Wednesday, January 30, 2008

Solastalgia: olacium (comfort) and algia (pain)

IISc lost the hovering diving pied kingfisher because water bodies disappeared a while back, one among many others
I don't usually link articles but this one written by Clive Thompson on Glenn Albrecht's work is irresistable. An excerpt:

"... scores of Australians described their deep, wrenching sense of loss as they watch the landscape around them change. Familiar plants don't grow any more. Gardens won't take. Birds are gone. "They no longer feel like they know the place they've lived for decades," he says.
They're suffering symptoms eerily similar to those of indigenous populations that are forcibly removed from their traditional homelands. But nobody is being relocated; they haven't moved anywhere. It's just that the familiar markers of their area, the physical and sensory signals that define home, are vanishing. Their environment is moving away from them, and they miss it terribly."


Unknown said...

Great photograph. I am a 'bird person' so it is 'good' to see that so many other people are witnessing the disappearance of the things they love and making a statement. I am keen to learn from people such as yourself about the impact of such loss on your sense of place and well being.

Glenn Albrecht (

Natasha Mhatre said...

Hi Glenn, its great to hear from you directly. Solastalgia is a lovely idea and encapsulates a very potent feeling.

I live as a student on a campus which is right now undergoing large scale construction activity.

There have been other large changes over the years that I have lived here as well as before. The exact reasons for which aren't clear. They seem to be tied to both climate change (we had several (three years?) of failed monsoons) and also human activity (construction, dumping).

This has caused a lot of changes, apart from bird disappearing. I work on crickets who make sterotyped and identifiable mating calls at night. I've noticed the sound landscape of the place change and become dramatically less diverse over the last eight years. I'm reasonably sure that we've lost quite a few animals over this time, the night is quieter.

The actual sensation such change evokes is harder to pin down. One thing that comes to mind is that there is a hole in my mental representation of places. Something protective refuses to allow me to think about the worst affected places. I actively avoid visiting them.
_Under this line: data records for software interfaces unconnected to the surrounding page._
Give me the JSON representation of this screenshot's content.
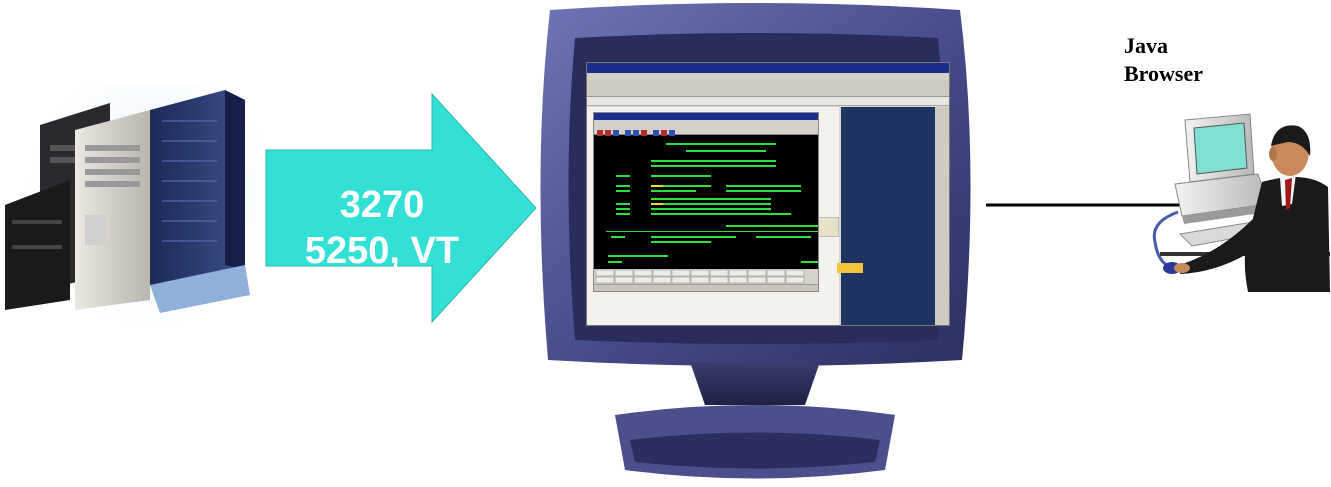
{
  "arrow": {
    "line1": "3270",
    "line2": "5250, VT",
    "fill_color": "#33e0d6"
  },
  "client": {
    "label_line1": "Java",
    "label_line2": "Browser"
  },
  "monitor": {
    "bezel_color": "#4a4f8f"
  },
  "icons": {
    "server": "server-rack-icon",
    "monitor": "crt-monitor-icon",
    "user": "user-at-computer-icon"
  }
}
I'll try and convert this into a better articulated post of some sort and send you a mail.

Thanks again.